Please copy each line of the records below that holds the word "game".

━━━━━━━━━━━━━━━━

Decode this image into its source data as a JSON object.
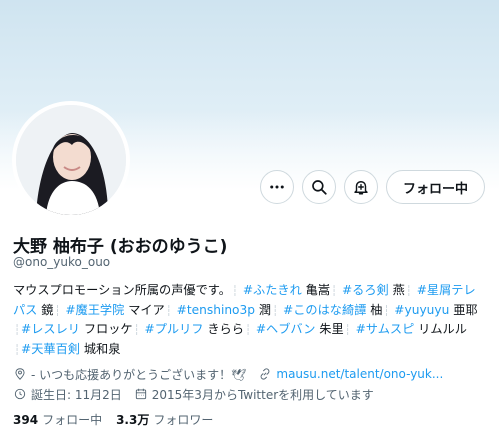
{
  "profile": {
    "name": "大野 柚布子 (おおのゆうこ)",
    "handle": "@ono_yuko_ouo",
    "follow_button": "フォロー中"
  },
  "bio": {
    "line1": {
      "t1": "マウスプロモーション所属の声優です。",
      "t2": "#ふたきれ",
      "t3": "亀嵩",
      "t4": "#るろ剣",
      "t5": "燕",
      "t6": "#星屑テレ"
    },
    "line2": {
      "t1": "パス",
      "t2": "鏡",
      "t3": "#魔王学院",
      "t4": "マイア",
      "t5": "#tenshino3p",
      "t6": "潤",
      "t7": "#このはな綺譚",
      "t8": "柚",
      "t9": "#yuyuyu",
      "t10": "亜耶"
    },
    "line3": {
      "t1": "#レスレリ",
      "t2": "フロッケ",
      "t3": "#プルリフ",
      "t4": "きらら",
      "t5": "#ヘブバン",
      "t6": "朱里",
      "t7": "#サムスピ",
      "t8": "リムルル"
    },
    "line4": {
      "t1": "#天華百剣",
      "t2": "城和泉"
    },
    "separator": "┆",
    "accent_color": "#1d9bf0"
  },
  "meta": {
    "location": "- いつも応援ありがとうございます！🕊",
    "website": "mausu.net/talent/ono-yuk...",
    "birthday": "誕生日: 11月2日",
    "joined": "2015年3月からTwitterを利用しています",
    "icons": [
      "location-icon",
      "link-icon",
      "birthday-icon",
      "calendar-icon"
    ]
  },
  "stats": {
    "following_count": "394",
    "following_label": "フォロー中",
    "followers_count": "3.3万",
    "followers_label": "フォロワー"
  }
}
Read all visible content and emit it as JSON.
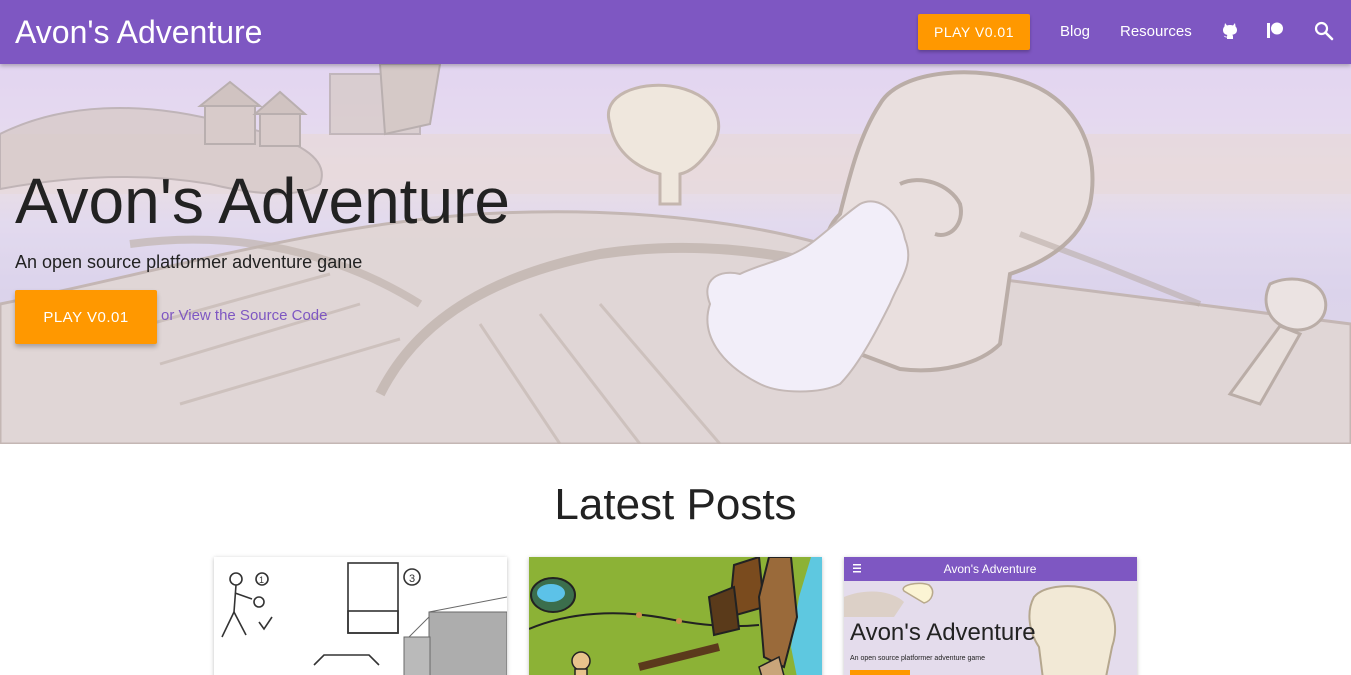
{
  "nav": {
    "brand": "Avon's Adventure",
    "play_label": "PLAY V0.01",
    "links": [
      {
        "label": "Blog"
      },
      {
        "label": "Resources"
      }
    ],
    "icons": [
      "github-icon",
      "patreon-icon",
      "search-icon"
    ]
  },
  "hero": {
    "title": "Avon's Adventure",
    "subtitle": "An open source platformer adventure game",
    "play_label": "PLAY V0.01",
    "source_link": "or View the Source Code"
  },
  "posts": {
    "heading": "Latest Posts",
    "cards": [
      {
        "thumb": "storyboard-sketch"
      },
      {
        "thumb": "green-level-drawing"
      },
      {
        "thumb": "site-screenshot",
        "screenshot_nav_title": "Avon's Adventure",
        "screenshot_title": "Avon's Adventure",
        "screenshot_subtitle": "An open source platformer adventure game"
      }
    ]
  },
  "colors": {
    "primary": "#7e57c2",
    "accent": "#ff9800"
  }
}
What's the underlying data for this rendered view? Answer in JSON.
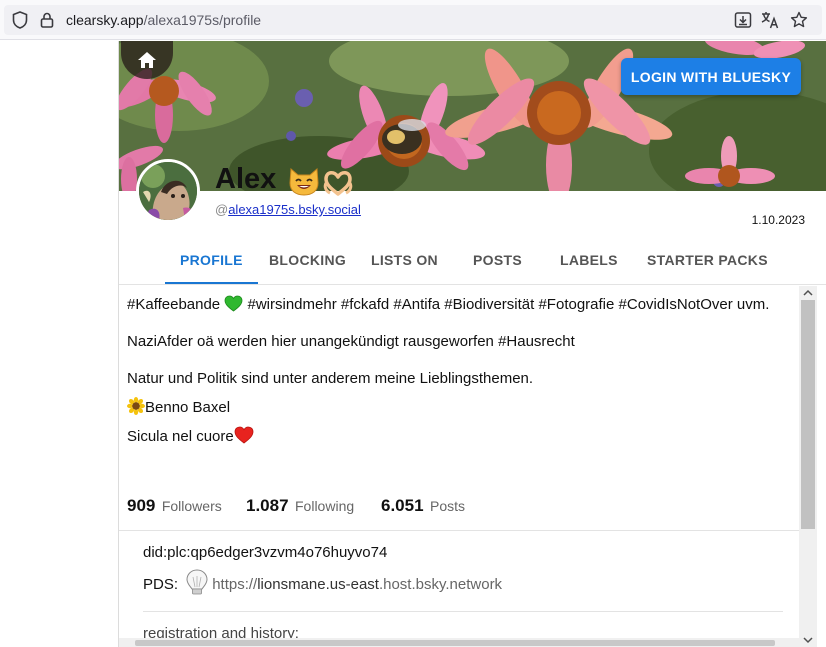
{
  "browser": {
    "url_host": "clearsky.app",
    "url_path": "/alexa1975s/profile",
    "icons": [
      "shield-icon",
      "lock-icon",
      "download-icon",
      "translate-icon",
      "star-icon"
    ]
  },
  "header": {
    "home_icon": "home-icon",
    "login_label": "LOGIN WITH BLUESKY",
    "accent_color": "#1d7fe6"
  },
  "profile": {
    "display_name": "Alex",
    "handle_prefix": "@",
    "handle": "alexa1975s.bsky.social",
    "joined_date": "1.10.2023",
    "name_emojis": [
      "smiling-cat-emoji",
      "heart-hands-emoji"
    ]
  },
  "tabs": [
    {
      "label": "PROFILE",
      "active": true
    },
    {
      "label": "BLOCKING",
      "active": false
    },
    {
      "label": "LISTS ON",
      "active": false
    },
    {
      "label": "POSTS",
      "active": false
    },
    {
      "label": "LABELS",
      "active": false
    },
    {
      "label": "STARTER PACKS",
      "active": false
    }
  ],
  "bio": {
    "line1a": "#Kaffeebande",
    "line1b": "#wirsindmehr #fckafd #Antifa #Biodiversität #Fotografie #CovidIsNotOver uvm.",
    "line2": "NaziAfder oä werden hier unangekündigt rausgeworfen #Hausrecht",
    "line3": "Natur und Politik sind unter anderem meine Lieblingsthemen.",
    "line4": "Benno Baxel",
    "line5": "Sicula nel cuore"
  },
  "stats": {
    "followers": {
      "value": "909",
      "label": "Followers"
    },
    "following": {
      "value": "1.087",
      "label": "Following"
    },
    "posts": {
      "value": "6.051",
      "label": "Posts"
    }
  },
  "details": {
    "did": "did:plc:qp6edger3vzvm4o76huyvo74",
    "pds_label": "PDS:",
    "pds_url_a": "https://",
    "pds_url_b": "lionsmane.us-east",
    "pds_url_c": ".host.bsky.network",
    "registration_label": "registration and history:"
  }
}
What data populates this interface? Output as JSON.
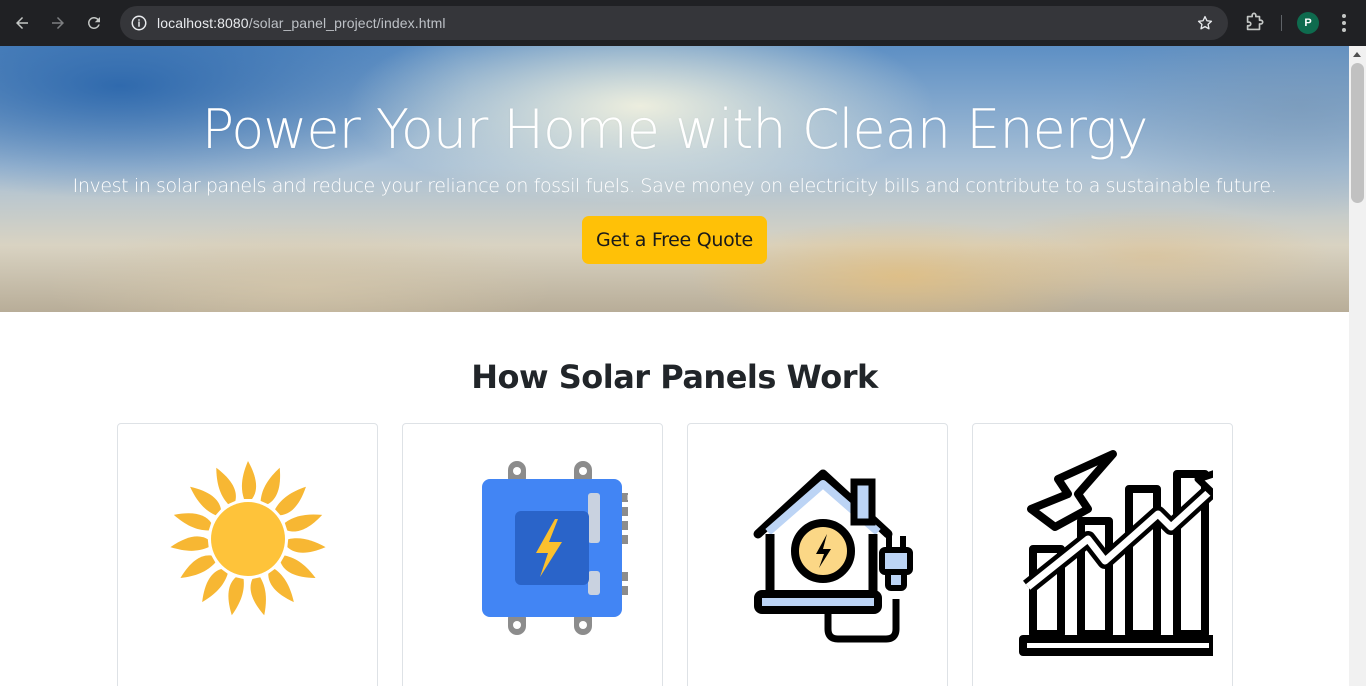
{
  "browser": {
    "url_host": "localhost:8080",
    "url_path": "/solar_panel_project/index.html",
    "profile_initial": "P"
  },
  "hero": {
    "title": "Power Your Home with Clean Energy",
    "subtitle": "Invest in solar panels and reduce your reliance on fossil fuels. Save money on electricity bills and contribute to a sustainable future.",
    "cta_label": "Get a Free Quote"
  },
  "section": {
    "title": "How Solar Panels Work",
    "cards": [
      {
        "icon": "sun-icon"
      },
      {
        "icon": "inverter-icon"
      },
      {
        "icon": "house-plug-icon"
      },
      {
        "icon": "growth-chart-icon"
      }
    ]
  },
  "colors": {
    "cta": "#ffc107",
    "chrome": "#202124"
  }
}
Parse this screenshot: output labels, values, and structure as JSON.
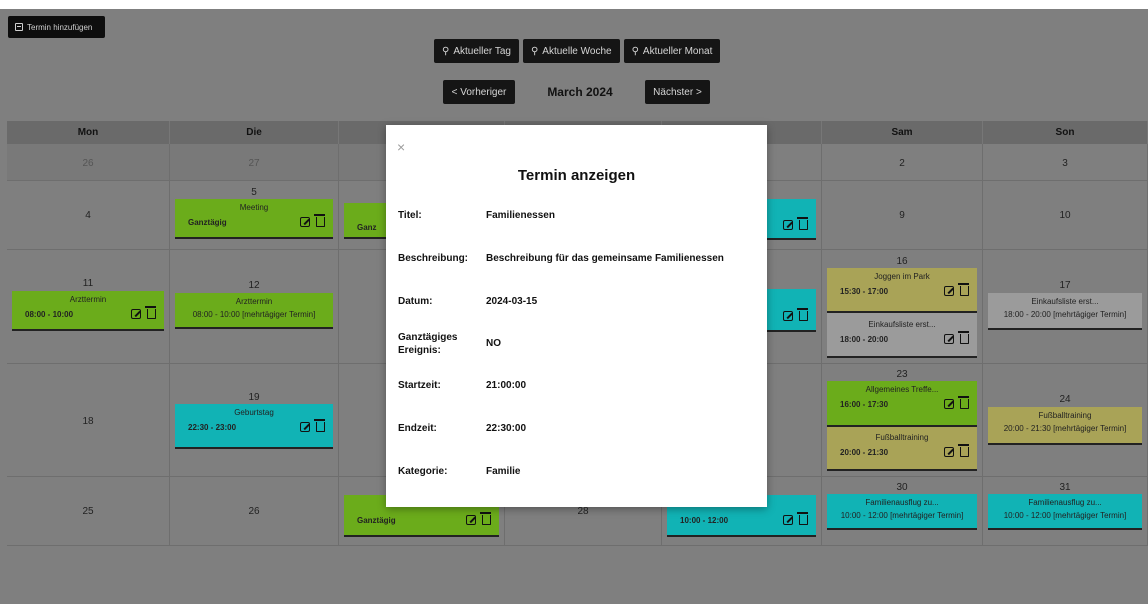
{
  "toolbar": {
    "add_label": "Termin hinzufügen"
  },
  "filters": [
    "Aktueller Tag",
    "Aktuelle Woche",
    "Aktueller Monat"
  ],
  "nav": {
    "prev": "< Vorheriger",
    "month": "March 2024",
    "next": "Nächster >"
  },
  "weekdays": [
    "Mon",
    "Die",
    "",
    "",
    "",
    "Sam",
    "Son"
  ],
  "dates": {
    "r1": [
      "26",
      "27",
      "2",
      "3"
    ],
    "r2": [
      "4",
      "5",
      "9",
      "10"
    ],
    "r3": [
      "11",
      "12",
      "16",
      "17"
    ],
    "r4": [
      "18",
      "19",
      "23",
      "24"
    ],
    "r5": [
      "25",
      "26",
      "28",
      "30",
      "31"
    ]
  },
  "events": {
    "meeting": {
      "title": "Meeting",
      "time": "Ganztägig"
    },
    "ganz_partial": "Ganz",
    "arzt1": {
      "title": "Arzttermin",
      "time": "08:00 - 10:00"
    },
    "arzt2": {
      "title": "Arzttermin",
      "sub": "08:00 - 10:00 [mehrtägiger Termin]"
    },
    "joggen": {
      "title": "Joggen im Park",
      "time": "15:30 - 17:00"
    },
    "einkauf1": {
      "title": "Einkaufsliste erst...",
      "time": "18:00 - 20:00"
    },
    "einkauf2": {
      "title": "Einkaufsliste erst...",
      "sub": "18:00 - 20:00 [mehrtägiger Termin]"
    },
    "geburtstag": {
      "title": "Geburtstag",
      "time": "22:30 - 23:00"
    },
    "allgemein": {
      "title": "Allgemeines Treffe...",
      "time": "16:00 - 17:30"
    },
    "fussball1": {
      "title": "Fußballtraining",
      "time": "20:00 - 21:30"
    },
    "fussball2": {
      "title": "Fußballtraining",
      "sub": "20:00 - 21:30 [mehrtägiger Termin]"
    },
    "wed27": {
      "time": "Ganztägig"
    },
    "fri29": {
      "time": "10:00 - 12:00"
    },
    "familie1": {
      "title": "Familienausflug zu...",
      "sub": "10:00 - 12:00 [mehrtägiger Termin]"
    },
    "familie2": {
      "title": "Familienausflug zu...",
      "sub": "10:00 - 12:00 [mehrtägiger Termin]"
    }
  },
  "modal": {
    "close": "×",
    "title": "Termin anzeigen",
    "fields": [
      {
        "k": "Titel:",
        "v": "Familienessen"
      },
      {
        "k": "Beschreibung:",
        "v": "Beschreibung für das gemeinsame Familienessen"
      },
      {
        "k": "Datum:",
        "v": "2024-03-15"
      },
      {
        "k": "Ganztägiges Ereignis:",
        "v": "NO"
      },
      {
        "k": "Startzeit:",
        "v": "21:00:00"
      },
      {
        "k": "Endzeit:",
        "v": "22:30:00"
      },
      {
        "k": "Kategorie:",
        "v": "Familie"
      }
    ]
  },
  "colors": {
    "green": "#6bac1b",
    "cyan": "#11b3b5",
    "olive": "#a9a357",
    "gray": "#9b9b9b",
    "overlay": "#7f7f7f"
  }
}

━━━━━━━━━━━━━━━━

## OUTPUT FOR THIS EXERCISE
    "subtitle": "An open source platformer adventure game",
        "screenshot_subtitle": "An open source platformer adventure game"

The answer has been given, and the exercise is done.